La Classe de Francais Est Unique

Isabelle Samudio, Entertainment Editor

La classe de francais is a very unique class.

French students have had the same teacher, Madame Vargas-Curatola, since seventh grade. As the class-size dwindled and the incoming freshman classes stopped taking French, we persevered and strived to stand out. There’s been many a time when our photo has been featured on the website for merely placing in top positions in national French classes.

This class has presented many more opportunities than just taking nationally acclaimed tests. Have you been able to watch an opera in French and understand it? This is what our class is able to do – last year we went to the Met Opera Cinderella (or Cendrillon) and were able to disregard the subtitles that were offered to us. We have been exposed to French classics that are butchered in English and less magical without the native language. For example, Le Petit Prince loses all its charm when he’s called the Little Prince and doesn’t say: “Dessine-moi un mouton.” Even in English literature, you can get a deeper understanding — the truly learned love to sprinkle French phrases to add another layer of complexity (c’est la vie!).

This class has promoted the learning of diverse nations. Even the general history class won’t mention Morocco or Belgium or Switzerland, unless it’s about World War II and neutrality. It has also inspired many to learn different languages. Last years seniors had a student who learned two additional languages, not including French. For me, I’ve always loved learning new languages: I’ve taken Spanish lessons; attempted to learn Chinese and Japanese. Madame once even taught us some Russian (как дела?).

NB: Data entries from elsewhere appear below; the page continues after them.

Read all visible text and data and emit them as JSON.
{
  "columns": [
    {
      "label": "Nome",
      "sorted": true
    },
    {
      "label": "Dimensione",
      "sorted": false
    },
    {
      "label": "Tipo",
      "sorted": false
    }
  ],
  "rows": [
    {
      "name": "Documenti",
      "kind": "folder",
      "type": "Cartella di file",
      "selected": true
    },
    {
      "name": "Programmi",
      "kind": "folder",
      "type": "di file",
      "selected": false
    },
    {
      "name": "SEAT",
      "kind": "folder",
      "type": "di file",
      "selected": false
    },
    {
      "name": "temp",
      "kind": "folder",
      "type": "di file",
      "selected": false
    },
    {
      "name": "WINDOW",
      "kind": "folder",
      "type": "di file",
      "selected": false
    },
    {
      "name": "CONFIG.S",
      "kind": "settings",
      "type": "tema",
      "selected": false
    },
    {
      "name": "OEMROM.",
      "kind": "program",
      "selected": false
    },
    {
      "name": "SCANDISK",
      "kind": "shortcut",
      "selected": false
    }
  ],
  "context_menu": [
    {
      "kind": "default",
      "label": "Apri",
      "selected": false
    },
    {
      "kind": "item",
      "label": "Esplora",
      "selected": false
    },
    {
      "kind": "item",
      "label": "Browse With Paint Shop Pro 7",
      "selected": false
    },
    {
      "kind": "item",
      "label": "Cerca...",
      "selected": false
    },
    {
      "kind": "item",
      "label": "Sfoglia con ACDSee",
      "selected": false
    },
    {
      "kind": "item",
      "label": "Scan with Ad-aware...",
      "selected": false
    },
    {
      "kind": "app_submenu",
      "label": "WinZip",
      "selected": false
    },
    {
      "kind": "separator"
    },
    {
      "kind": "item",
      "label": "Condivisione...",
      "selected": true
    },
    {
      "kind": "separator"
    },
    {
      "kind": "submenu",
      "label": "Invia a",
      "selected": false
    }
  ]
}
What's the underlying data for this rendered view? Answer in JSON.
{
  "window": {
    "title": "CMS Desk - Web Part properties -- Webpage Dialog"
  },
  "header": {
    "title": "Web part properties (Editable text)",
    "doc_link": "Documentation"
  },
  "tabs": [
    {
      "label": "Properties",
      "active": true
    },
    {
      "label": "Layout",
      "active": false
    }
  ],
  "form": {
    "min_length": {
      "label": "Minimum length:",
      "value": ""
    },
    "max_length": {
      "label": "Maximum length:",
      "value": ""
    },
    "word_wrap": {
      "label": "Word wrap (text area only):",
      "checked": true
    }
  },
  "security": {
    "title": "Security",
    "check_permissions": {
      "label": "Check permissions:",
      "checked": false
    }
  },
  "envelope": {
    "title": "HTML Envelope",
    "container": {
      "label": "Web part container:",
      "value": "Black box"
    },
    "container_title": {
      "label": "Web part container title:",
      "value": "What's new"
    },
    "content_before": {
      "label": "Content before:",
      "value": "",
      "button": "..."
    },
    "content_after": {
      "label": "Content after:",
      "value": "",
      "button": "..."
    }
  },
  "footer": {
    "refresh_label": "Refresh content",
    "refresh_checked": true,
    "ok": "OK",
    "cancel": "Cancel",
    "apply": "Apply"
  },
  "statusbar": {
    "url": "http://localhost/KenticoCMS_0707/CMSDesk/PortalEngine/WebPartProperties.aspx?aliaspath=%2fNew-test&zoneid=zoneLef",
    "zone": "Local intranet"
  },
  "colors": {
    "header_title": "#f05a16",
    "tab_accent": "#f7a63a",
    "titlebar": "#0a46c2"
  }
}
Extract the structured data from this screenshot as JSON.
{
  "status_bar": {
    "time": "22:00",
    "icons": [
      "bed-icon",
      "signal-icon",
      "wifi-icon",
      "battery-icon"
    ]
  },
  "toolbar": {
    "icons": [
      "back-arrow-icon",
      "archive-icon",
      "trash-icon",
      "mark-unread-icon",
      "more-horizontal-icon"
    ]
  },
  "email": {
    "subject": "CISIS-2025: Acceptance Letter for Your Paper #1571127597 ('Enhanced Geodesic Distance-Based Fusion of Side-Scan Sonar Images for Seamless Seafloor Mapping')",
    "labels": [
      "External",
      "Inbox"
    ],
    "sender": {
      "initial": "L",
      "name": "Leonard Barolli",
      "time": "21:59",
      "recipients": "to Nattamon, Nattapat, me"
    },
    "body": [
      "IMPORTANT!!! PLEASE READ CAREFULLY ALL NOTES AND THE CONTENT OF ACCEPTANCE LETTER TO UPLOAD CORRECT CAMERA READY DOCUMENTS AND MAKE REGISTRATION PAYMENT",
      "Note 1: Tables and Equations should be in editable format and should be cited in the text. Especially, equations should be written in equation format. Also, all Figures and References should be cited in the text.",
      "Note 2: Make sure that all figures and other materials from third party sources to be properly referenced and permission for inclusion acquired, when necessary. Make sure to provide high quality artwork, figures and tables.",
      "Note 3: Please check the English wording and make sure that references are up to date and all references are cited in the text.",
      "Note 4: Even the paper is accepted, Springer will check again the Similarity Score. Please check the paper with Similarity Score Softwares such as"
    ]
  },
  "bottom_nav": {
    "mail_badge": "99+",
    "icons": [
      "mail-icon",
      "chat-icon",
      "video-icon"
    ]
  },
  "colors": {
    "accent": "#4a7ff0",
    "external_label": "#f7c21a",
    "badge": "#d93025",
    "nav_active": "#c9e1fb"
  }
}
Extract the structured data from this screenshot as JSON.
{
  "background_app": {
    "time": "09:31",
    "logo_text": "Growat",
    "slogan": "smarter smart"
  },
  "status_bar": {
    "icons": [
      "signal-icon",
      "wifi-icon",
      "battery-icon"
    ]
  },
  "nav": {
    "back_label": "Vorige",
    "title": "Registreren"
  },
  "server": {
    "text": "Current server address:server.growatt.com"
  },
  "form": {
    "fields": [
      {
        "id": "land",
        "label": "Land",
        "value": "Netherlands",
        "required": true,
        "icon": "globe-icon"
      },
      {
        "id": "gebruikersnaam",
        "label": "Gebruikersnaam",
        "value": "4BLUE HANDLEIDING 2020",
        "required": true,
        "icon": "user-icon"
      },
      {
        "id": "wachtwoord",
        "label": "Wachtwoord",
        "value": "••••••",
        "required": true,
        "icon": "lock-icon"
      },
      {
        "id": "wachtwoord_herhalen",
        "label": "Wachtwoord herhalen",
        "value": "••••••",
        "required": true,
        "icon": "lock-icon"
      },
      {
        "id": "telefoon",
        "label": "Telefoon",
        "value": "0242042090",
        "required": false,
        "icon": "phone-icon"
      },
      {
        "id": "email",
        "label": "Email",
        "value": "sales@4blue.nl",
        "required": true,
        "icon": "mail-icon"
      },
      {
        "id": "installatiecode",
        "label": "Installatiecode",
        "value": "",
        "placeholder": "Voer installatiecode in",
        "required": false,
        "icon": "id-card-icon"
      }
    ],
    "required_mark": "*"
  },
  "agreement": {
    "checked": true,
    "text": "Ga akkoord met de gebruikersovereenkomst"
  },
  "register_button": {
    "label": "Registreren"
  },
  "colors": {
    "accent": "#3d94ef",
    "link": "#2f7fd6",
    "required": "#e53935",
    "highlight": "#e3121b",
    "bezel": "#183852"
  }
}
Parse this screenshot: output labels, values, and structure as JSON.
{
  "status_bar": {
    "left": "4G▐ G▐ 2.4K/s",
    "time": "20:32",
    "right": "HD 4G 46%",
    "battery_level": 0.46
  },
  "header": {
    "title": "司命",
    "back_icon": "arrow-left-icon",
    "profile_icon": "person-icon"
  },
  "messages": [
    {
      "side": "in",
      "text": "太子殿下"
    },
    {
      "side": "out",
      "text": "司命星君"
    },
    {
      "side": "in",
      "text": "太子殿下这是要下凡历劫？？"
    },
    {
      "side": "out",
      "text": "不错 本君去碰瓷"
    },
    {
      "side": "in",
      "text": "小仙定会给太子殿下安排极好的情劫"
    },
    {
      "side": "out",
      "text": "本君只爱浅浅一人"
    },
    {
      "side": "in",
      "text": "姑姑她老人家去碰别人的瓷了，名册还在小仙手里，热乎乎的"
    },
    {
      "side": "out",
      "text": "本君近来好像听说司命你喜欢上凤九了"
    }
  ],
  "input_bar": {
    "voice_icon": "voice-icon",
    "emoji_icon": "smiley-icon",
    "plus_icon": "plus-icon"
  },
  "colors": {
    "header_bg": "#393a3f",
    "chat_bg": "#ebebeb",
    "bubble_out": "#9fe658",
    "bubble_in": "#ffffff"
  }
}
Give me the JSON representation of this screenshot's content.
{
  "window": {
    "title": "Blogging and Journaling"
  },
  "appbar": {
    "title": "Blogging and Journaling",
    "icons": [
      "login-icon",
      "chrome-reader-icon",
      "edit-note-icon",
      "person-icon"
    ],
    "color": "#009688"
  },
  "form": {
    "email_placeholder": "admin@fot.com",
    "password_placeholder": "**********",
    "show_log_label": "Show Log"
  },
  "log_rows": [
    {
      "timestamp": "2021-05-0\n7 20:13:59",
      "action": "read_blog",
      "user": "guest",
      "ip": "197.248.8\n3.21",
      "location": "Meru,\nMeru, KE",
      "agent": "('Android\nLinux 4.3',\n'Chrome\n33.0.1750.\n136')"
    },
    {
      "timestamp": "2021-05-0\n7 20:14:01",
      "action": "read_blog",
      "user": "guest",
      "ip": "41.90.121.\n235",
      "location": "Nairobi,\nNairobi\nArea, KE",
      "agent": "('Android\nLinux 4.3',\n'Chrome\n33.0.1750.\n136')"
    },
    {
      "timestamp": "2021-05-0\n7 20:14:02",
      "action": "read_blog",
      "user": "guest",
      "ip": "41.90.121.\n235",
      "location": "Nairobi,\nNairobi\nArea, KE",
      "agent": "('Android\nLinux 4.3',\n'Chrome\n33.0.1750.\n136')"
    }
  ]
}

French class helps you in school and even outside – now, we students can go to Canada or France and be able to talk with a native speaker as if we were fellow countrymen. I encourage anyone to attempt to learn a new language, but especially la langue universel de la monde!